(Page and application data records)

%%

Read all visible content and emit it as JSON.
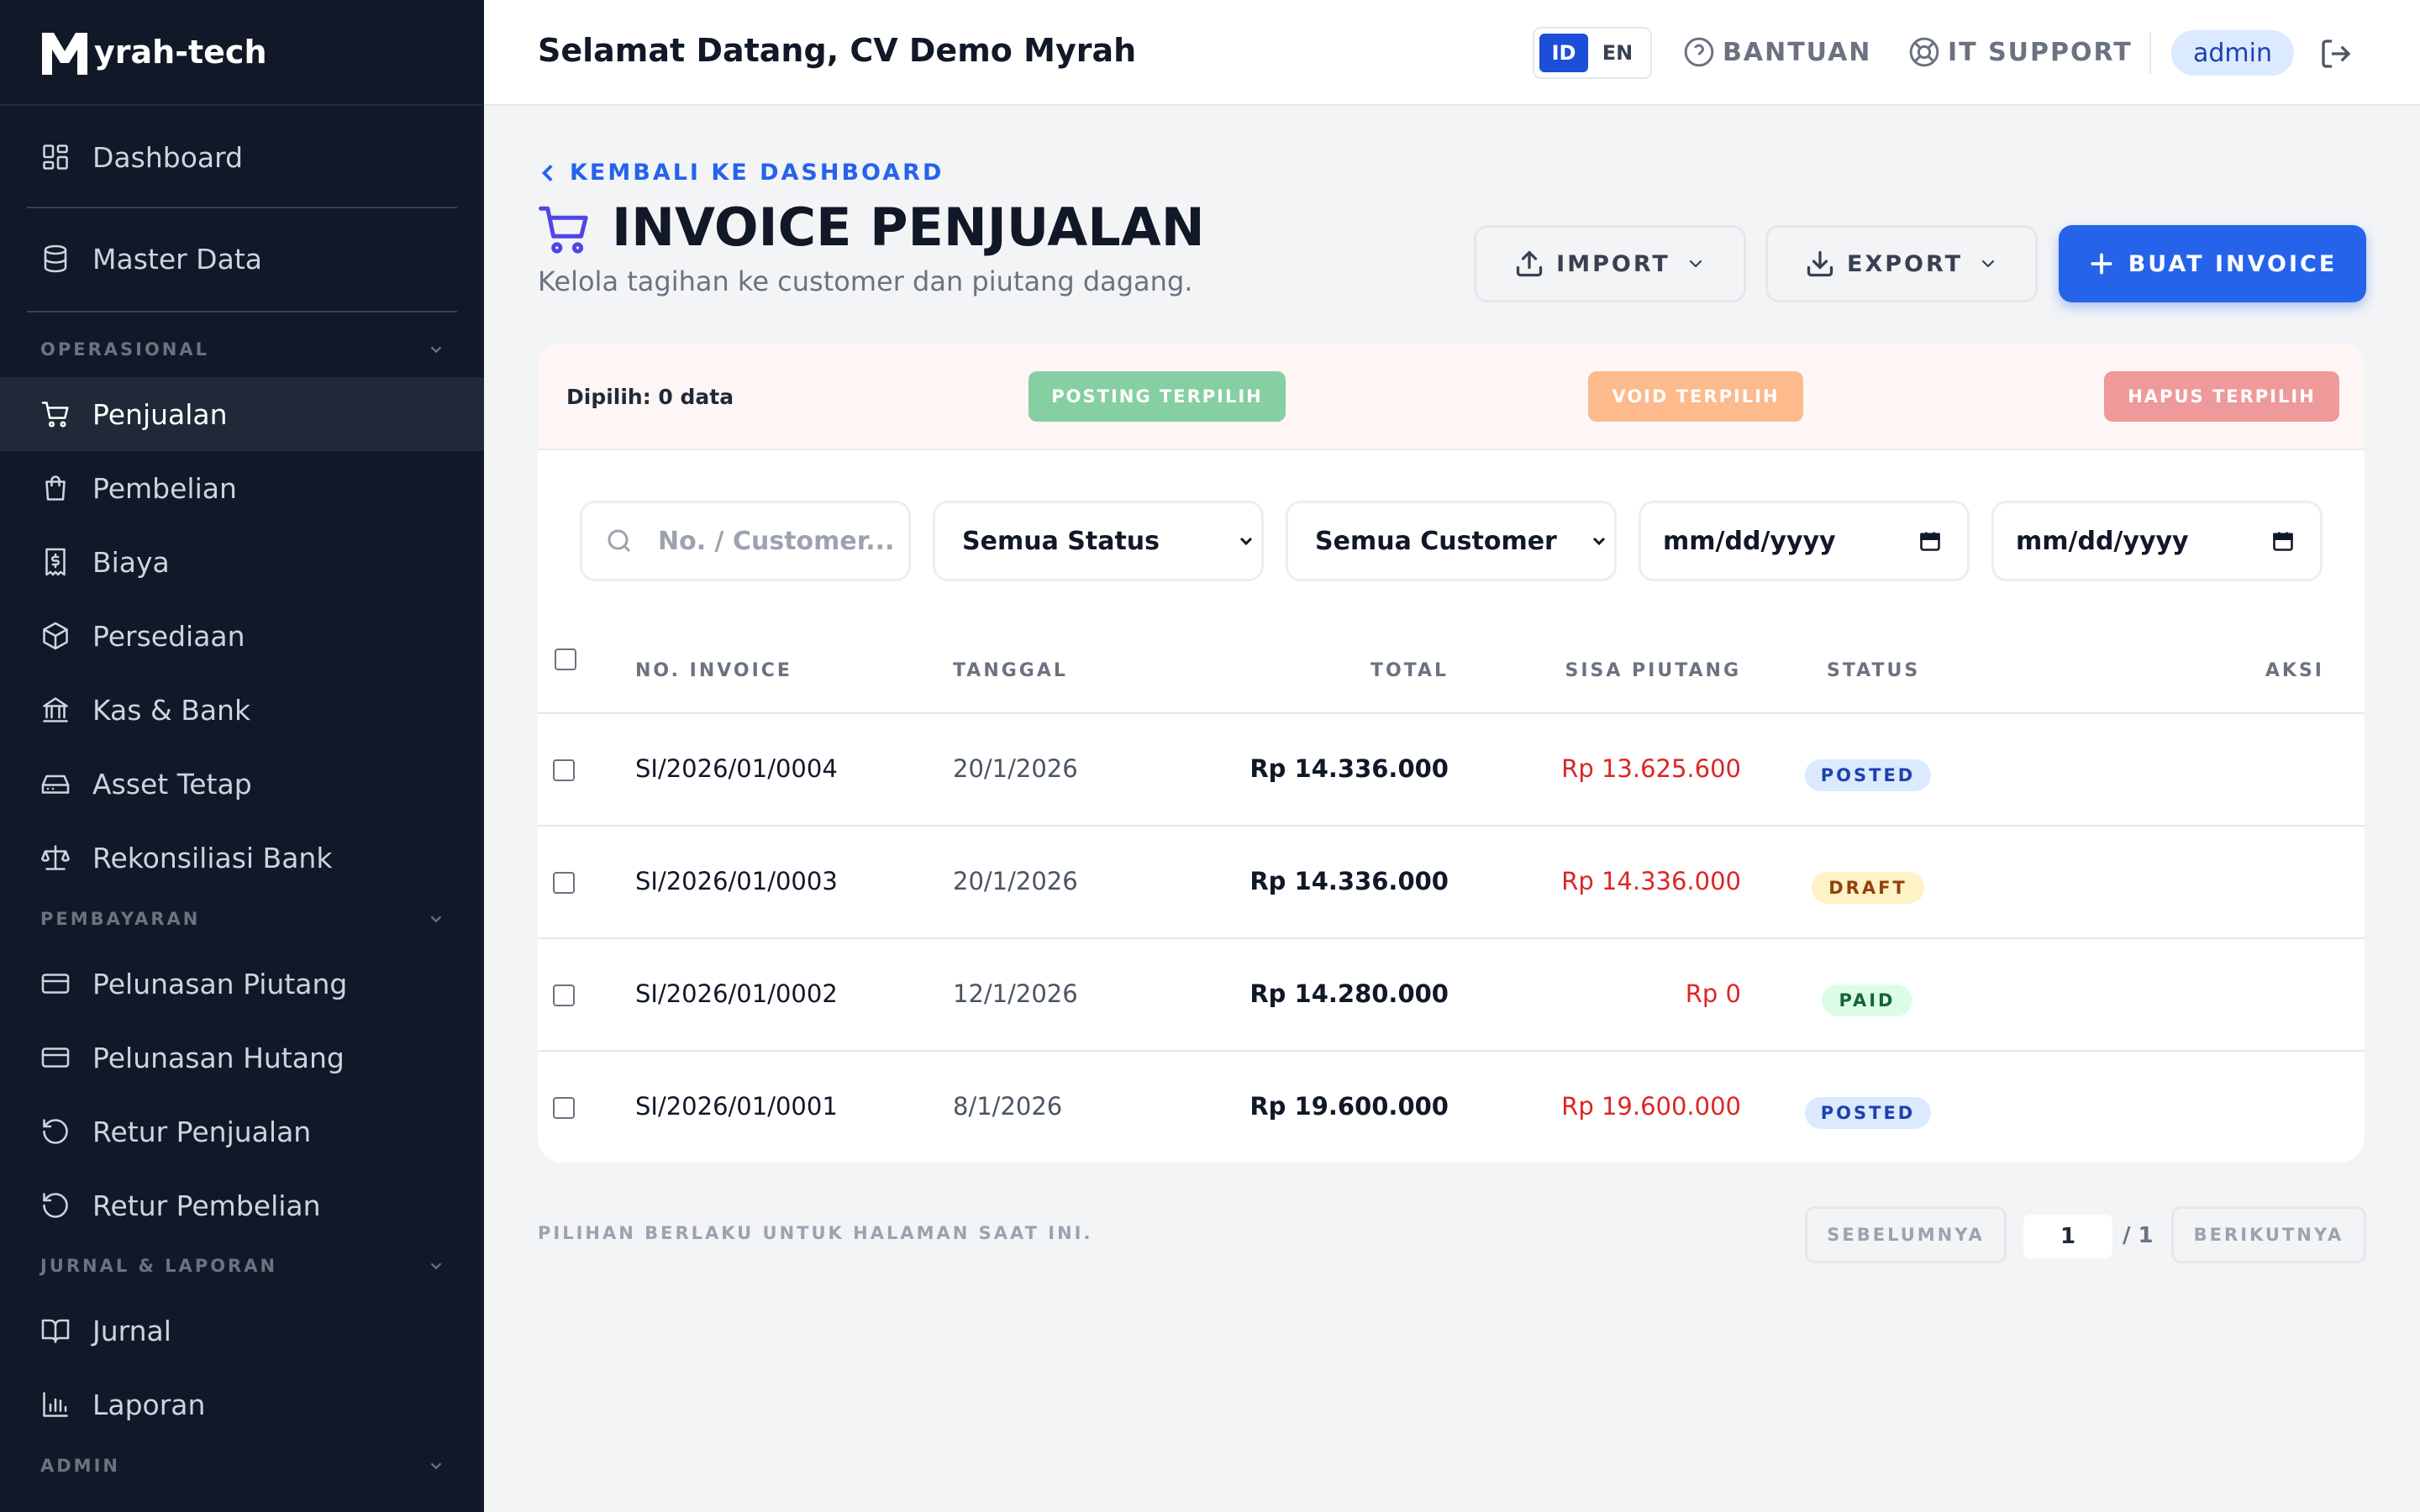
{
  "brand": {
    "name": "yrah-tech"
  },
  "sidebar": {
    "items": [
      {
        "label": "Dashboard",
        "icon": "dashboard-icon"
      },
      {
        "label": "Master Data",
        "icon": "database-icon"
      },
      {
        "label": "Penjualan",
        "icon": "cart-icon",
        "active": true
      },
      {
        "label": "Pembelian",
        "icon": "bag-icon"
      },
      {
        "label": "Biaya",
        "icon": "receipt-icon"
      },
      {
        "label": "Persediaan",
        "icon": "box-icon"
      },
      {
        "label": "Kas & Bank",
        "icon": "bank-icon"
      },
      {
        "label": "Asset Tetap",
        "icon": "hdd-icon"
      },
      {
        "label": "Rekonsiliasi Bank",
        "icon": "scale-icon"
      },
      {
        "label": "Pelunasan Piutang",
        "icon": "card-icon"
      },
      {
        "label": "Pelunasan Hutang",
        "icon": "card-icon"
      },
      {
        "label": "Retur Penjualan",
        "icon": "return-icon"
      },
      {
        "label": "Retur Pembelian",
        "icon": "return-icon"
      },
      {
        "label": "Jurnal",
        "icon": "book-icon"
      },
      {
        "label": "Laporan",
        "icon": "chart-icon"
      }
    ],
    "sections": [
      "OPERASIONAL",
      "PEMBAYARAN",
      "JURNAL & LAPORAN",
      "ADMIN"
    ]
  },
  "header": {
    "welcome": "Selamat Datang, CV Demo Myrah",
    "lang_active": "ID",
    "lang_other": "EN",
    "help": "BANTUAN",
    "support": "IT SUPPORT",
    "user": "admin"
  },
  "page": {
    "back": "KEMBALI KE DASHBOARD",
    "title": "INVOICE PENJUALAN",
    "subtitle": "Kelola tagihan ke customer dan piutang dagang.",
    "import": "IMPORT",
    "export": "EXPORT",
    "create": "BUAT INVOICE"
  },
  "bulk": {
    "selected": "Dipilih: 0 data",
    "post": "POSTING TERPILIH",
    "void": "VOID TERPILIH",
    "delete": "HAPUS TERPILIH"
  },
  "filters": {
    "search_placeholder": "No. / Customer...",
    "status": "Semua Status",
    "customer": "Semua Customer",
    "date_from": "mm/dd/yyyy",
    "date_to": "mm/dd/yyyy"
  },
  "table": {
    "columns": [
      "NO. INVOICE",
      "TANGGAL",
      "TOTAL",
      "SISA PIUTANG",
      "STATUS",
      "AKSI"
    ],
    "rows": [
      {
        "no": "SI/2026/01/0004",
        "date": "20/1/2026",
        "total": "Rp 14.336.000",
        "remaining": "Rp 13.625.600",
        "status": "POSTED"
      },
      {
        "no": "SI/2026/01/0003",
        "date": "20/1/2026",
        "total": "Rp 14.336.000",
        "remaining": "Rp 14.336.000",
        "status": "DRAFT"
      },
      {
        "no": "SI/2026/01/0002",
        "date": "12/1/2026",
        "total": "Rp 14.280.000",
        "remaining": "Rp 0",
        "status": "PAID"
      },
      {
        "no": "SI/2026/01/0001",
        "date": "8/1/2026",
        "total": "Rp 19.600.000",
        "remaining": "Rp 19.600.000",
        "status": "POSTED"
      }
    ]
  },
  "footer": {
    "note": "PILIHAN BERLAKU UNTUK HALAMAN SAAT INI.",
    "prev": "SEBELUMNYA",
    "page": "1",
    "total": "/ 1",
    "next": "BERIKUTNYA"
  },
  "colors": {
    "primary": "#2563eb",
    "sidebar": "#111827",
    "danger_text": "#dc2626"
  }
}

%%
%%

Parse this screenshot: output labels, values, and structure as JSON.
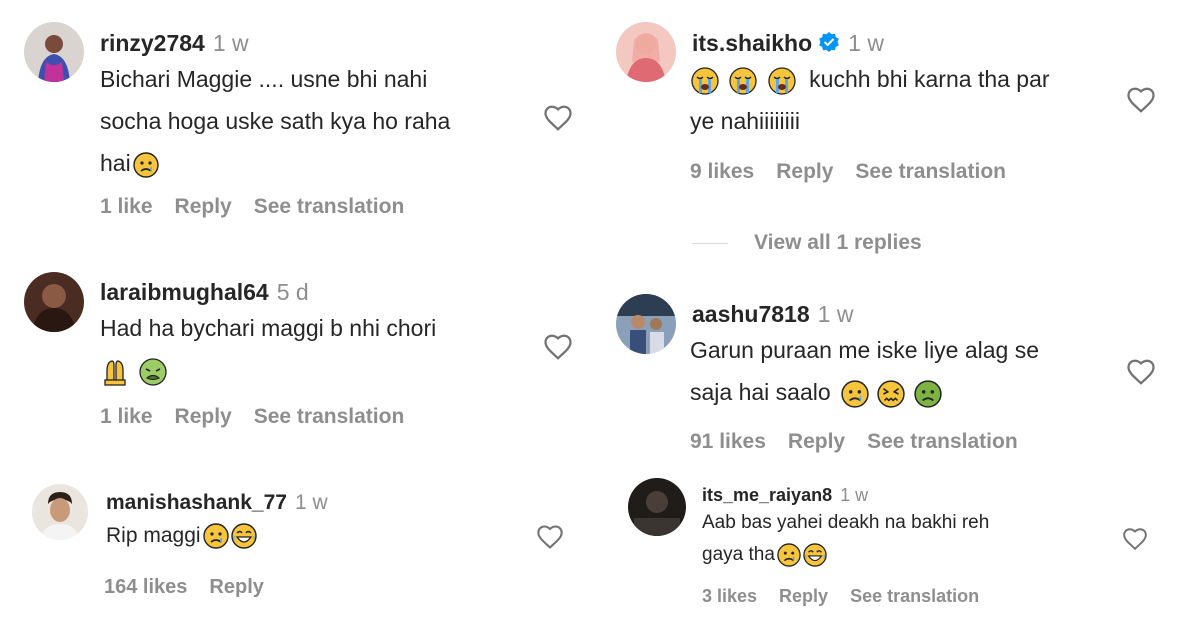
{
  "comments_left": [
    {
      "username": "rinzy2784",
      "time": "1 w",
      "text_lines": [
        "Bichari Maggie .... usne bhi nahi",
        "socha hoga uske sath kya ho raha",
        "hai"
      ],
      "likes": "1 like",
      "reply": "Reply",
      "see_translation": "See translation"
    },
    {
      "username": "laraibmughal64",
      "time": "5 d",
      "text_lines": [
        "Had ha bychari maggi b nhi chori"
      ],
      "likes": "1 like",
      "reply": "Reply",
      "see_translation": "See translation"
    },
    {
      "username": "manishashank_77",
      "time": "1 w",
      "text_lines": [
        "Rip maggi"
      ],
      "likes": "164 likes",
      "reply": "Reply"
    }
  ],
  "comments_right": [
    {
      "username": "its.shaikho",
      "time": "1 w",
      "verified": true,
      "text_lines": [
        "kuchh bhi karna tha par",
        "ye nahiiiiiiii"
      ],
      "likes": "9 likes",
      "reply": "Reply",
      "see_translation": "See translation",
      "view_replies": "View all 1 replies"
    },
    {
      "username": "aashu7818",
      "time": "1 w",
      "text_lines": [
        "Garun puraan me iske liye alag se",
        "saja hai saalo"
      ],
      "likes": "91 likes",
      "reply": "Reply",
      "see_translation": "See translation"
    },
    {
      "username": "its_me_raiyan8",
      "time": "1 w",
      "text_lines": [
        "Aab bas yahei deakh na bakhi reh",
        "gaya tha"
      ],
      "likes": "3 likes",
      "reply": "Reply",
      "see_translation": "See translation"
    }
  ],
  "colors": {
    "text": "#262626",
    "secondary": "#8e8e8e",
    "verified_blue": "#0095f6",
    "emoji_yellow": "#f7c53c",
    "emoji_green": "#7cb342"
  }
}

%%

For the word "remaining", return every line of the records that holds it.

▶ RESPONSE
        "remaining": "Rp 13.625.600",
        "remaining": "Rp 14.336.000",
        "remaining": "Rp 0",
        "remaining": "Rp 19.600.000",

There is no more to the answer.